→ **TASK INSTRUCTIONS**: Find the string "this" in the records. Copy each line that has it.

··· RECORDS SUPPLIED ···

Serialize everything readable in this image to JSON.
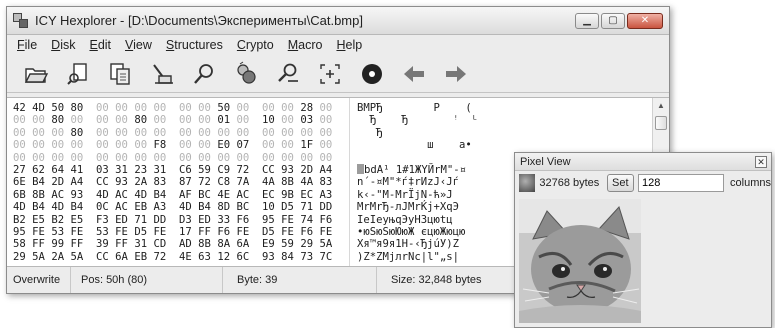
{
  "window": {
    "title": "ICY Hexplorer - [D:\\Documents\\Эксперименты\\Cat.bmp]",
    "controls": {
      "minimize": "▁",
      "maximize": "▢",
      "close": "✕"
    }
  },
  "menu": [
    {
      "label": "File",
      "accel": "F",
      "rest": "ile"
    },
    {
      "label": "Disk",
      "accel": "D",
      "rest": "isk"
    },
    {
      "label": "Edit",
      "accel": "E",
      "rest": "dit"
    },
    {
      "label": "View",
      "accel": "V",
      "rest": "iew"
    },
    {
      "label": "Structures",
      "accel": "S",
      "rest": "tructures"
    },
    {
      "label": "Crypto",
      "accel": "C",
      "rest": "rypto"
    },
    {
      "label": "Macro",
      "accel": "M",
      "rest": "acro"
    },
    {
      "label": "Help",
      "accel": "H",
      "rest": "elp"
    }
  ],
  "toolbar": [
    "open-folder-icon",
    "find-file-icon",
    "copy-document-icon",
    "clear-icon",
    "search-icon",
    "compare-icon",
    "replace-icon",
    "goto-offset-icon",
    "disk-icon",
    "back-arrow-icon",
    "forward-arrow-icon"
  ],
  "hex_rows": [
    "42 4D 50 80  00 00 00 00  00 00 50 00  00 00 28 00",
    "00 00 80 00  00 00 80 00  00 00 01 00  10 00 03 00",
    "00 00 00 80  00 00 00 00  00 00 00 00  00 00 00 00",
    "00 00 00 00  00 00 00 F8  00 00 E0 07  00 00 1F 00",
    "00 00 00 00  00 00 00 00  00 00 00 00  00 00 00 00",
    "27 62 64 41  03 31 23 31  C6 59 C9 72  CC 93 2D A4",
    "6E B4 2D A4  CC 93 2A 83  87 72 C8 7A  4A 8B 4A 83",
    "6B 8B AC 93  4D AC 4D B4  AF BC 4E AC  EC 9B EC A3",
    "4D B4 4D B4  0C AC EB A3  4D B4 8D BC  10 D5 71 DD",
    "B2 E5 B2 E5  F3 ED 71 DD  D3 ED 33 F6  95 FE 74 F6",
    "95 FE 53 FE  53 FE D5 FE  17 FF F6 FE  D5 FE F6 FE",
    "58 FF 99 FF  39 FF 31 CD  AD 8B 8A 6A  E9 59 29 5A",
    "29 5A 2A 5A  CC 6A EB 72  4E 63 12 6C  93 84 73 7C"
  ],
  "text_rows": [
    "BMPЂ        P    (",
    "  Ђ    Ђ       ꜝ  ᴸ",
    "   Ђ",
    "           ш    а•",
    "",
    "bdA¹ 1#1ЖYЙrМ\"-¤",
    "n´-¤М\"*ѓ‡rИzJ‹Jѓ",
    "k‹-\"M-MrЇjN-ћ»J",
    "MrMrЂ-лJMrЌј+XqЭ",
    "IeIeуњqЭуН3цюtц",
    "•юSюSюЮюЖ єцюЖюцю",
    "Xя™я9я1Н-‹ЂjúУ)Z",
    ")Z*ZМjлrNc|l\"„s|"
  ],
  "status": {
    "mode": "Overwrite",
    "pos": "Pos: 50h (80)",
    "byte": "Byte: 39",
    "size": "Size: 32,848 bytes"
  },
  "pixel_view": {
    "title": "Pixel View",
    "bytes": "32768 bytes",
    "set_label": "Set",
    "columns_value": "128",
    "columns_label": "columns"
  }
}
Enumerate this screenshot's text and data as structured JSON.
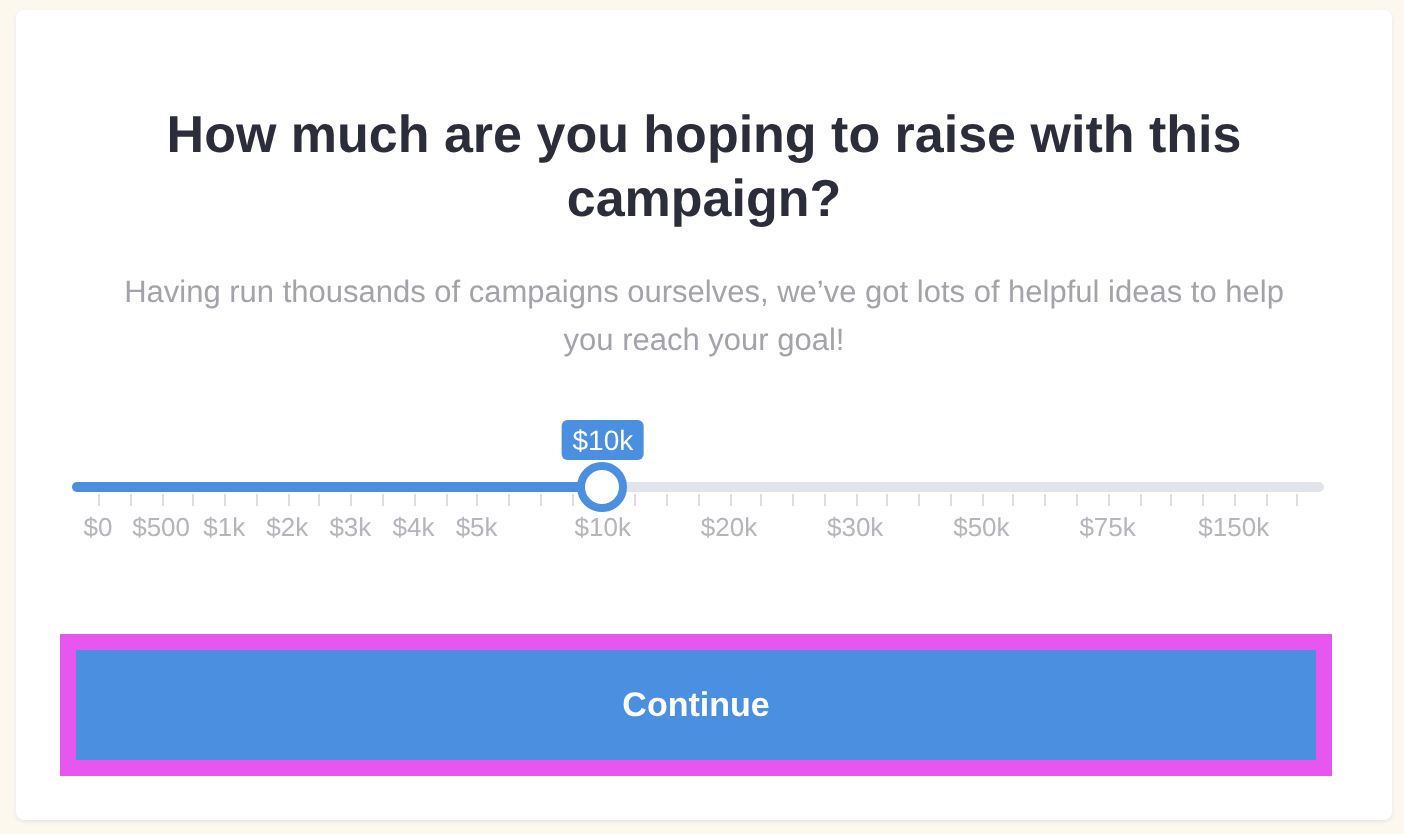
{
  "title": "How much are you hoping to raise with this campaign?",
  "subtitle": "Having run thousands of campaigns ourselves, we’ve got lots of helpful ideas to help you reach your goal!",
  "slider": {
    "level": 0.424,
    "reading": "$10k",
    "scale": [
      "$0",
      "$500",
      "$1k",
      "$2k",
      "$3k",
      "$4k",
      "$5k",
      "$10k",
      "$20k",
      "$30k",
      "$50k",
      "$75k",
      "$150k"
    ]
  },
  "button": {
    "label": "Continue"
  }
}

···

→ **RESPONSE TO THE EXERCISE**:
Serialize everything readable in this image to JSON.
Enumerate this screenshot's text and data as structured JSON.
  "title": "How much are you hoping to raise with this campaign?",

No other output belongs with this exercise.